Craters of the Moon National Monument and Preserve is characterized as a landscape of weird beauty. Three young and well preserved lava fields are covering about 2,000 km². The landscape is obviously resembling the surface of the moon, or at least what we think the moon looks like. Robert Limbert, who explored and promoted the area at the beginning of the 20th century, used the name Craters of the Moon first, in an article for a national magazine. It was so concise, it was soon used by everyone.

A scenic drive of 11 km offers views of the lava fields and cinder cones on Snake River Plain. Volcanic activity occurred here for many millions of years, but the area of the park was formed by eruptiosn which started 15,000 years ago and ended 2,100 years ago. But it is called a dormant volcanic area, and will most likely become active within the next 1,000 years.

The park is visited, like most parks of the U.S.A., by driving along the scenic loop road. At various parking areas trails start into the lava fields. One of those trails is called The Cave Trail, and leads to several volcanic caves, lava tubes, which are not developed but may be visited. This path is about 1,300 m long, the whole trip to the caves and back, including the cave visits is about 3 km long and you should plan two hours, if you want to explore the caves. With children it will take longer, we suppose.

Dew Drop Cave aka Dewdrop Cave is very small, a collape of the roof allows access to a single chamber with a heap of debris in the center, from the collapsed roof. It is almost completely visible from the path and should not be entered because of the steep walls.

Indian Tunnel is a large lava tube. In is entered on a staircase through one of numerous roof collapses. Because of the high amount of openings, most of the cave is bright enough to visit even without a lamp. Nevertheless we recommend enough light sources for the cave visits, two per person at least, if you are a party, three if you are alone. The tunnel is of impressive size and very easy. The exit on the other end requires a little climbing across a rock pile and through a narrow opening, but it is also possible to turn around.

Boy Scout Cave contains ice all year round, the floor is covered by ice and often water too. The entrance through a collapse doline is right in the middle of the tube. The western branch contains the ice and is a little bigger in size. The eastern branch is often low and narrow, and requires some easy climbing and stooping until you reach the Back Door, formed by a huge roof collapse. This cave requires warm clothes (which may get dirty), sturdy and warm shoes, and enough light. A helmet is a good idea.

The cave continues after the huge collapse, but it is now called Beauty Cave. The very first part is difficult and only for cavers, but the next collapse is an entrance to the cave. However, the official entrance is at the far end and much more comfortable. It uses a bigger collapse forming a spacious entrance to the lava tube. The cave is 100 m long and has two spacious sections of about 35 m, which are connected by a tight crawl. There are several narrow off-branches, one of them leading to the deepest point of all caves. For exploring narrow parts and the crawl, we again recommend, old and warm clothes, sturdy shoes and a helmet. The entrance chamber with its smooth pahoehoe lava floor may be visited without special clothes.

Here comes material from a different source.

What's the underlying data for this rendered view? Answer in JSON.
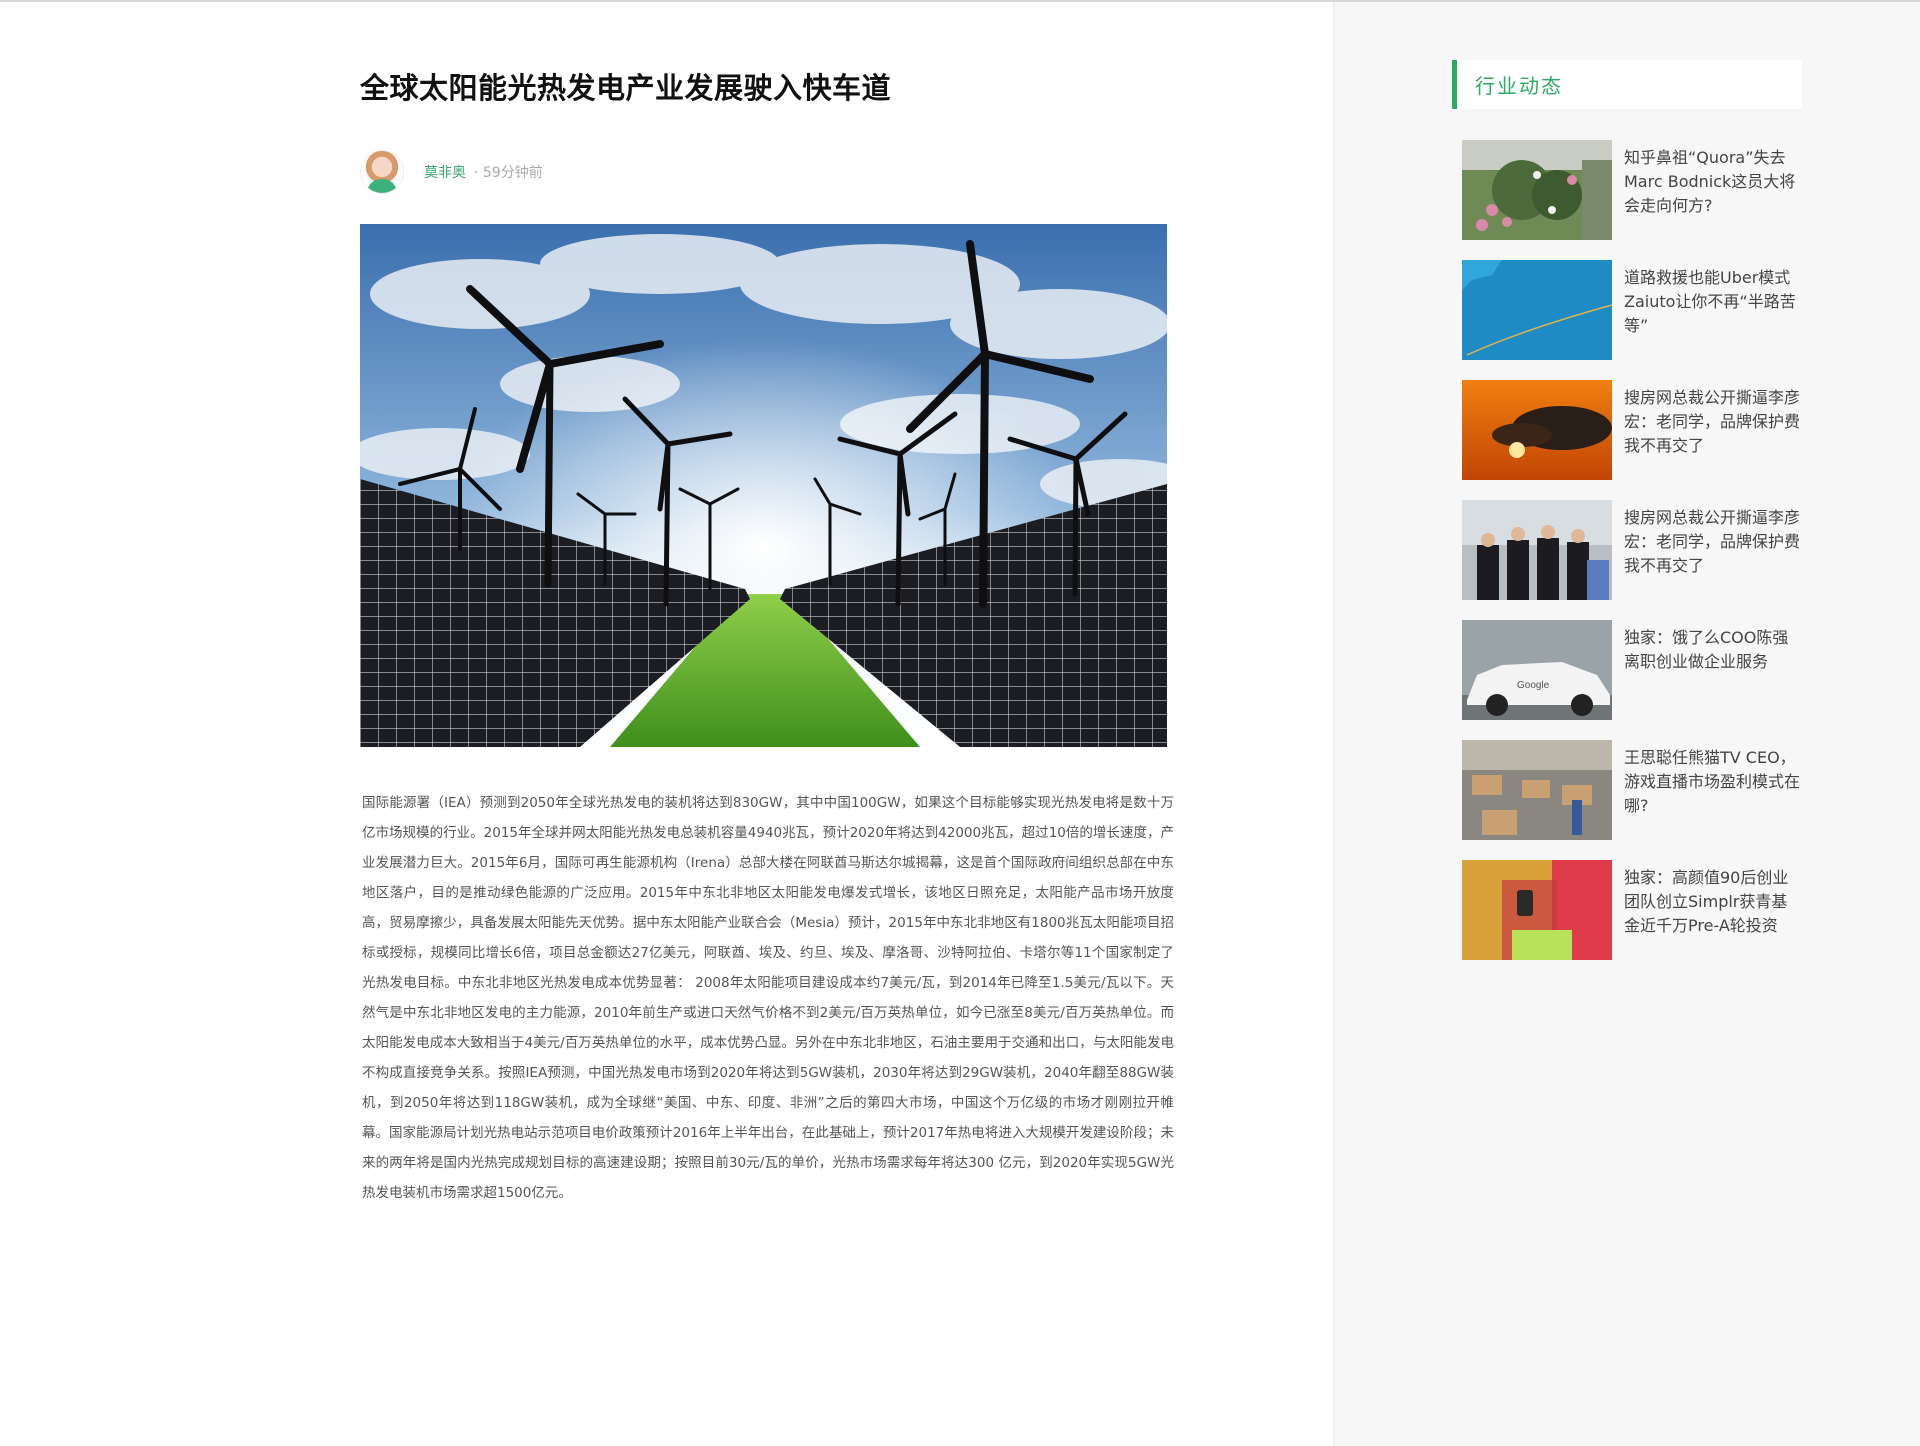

One more cave, called Buffalo Cave, is reached on another trail, the Broken Top Loop Trail (3 km, 45min). The cave entrance is located south of the Broken Top, only a few hundred meters from the southernmost parking area. It is allowed to visit the cave, but it requires climbing over loose rock and crouching under low ceilings. Again we strongly recommend appropriate equipment.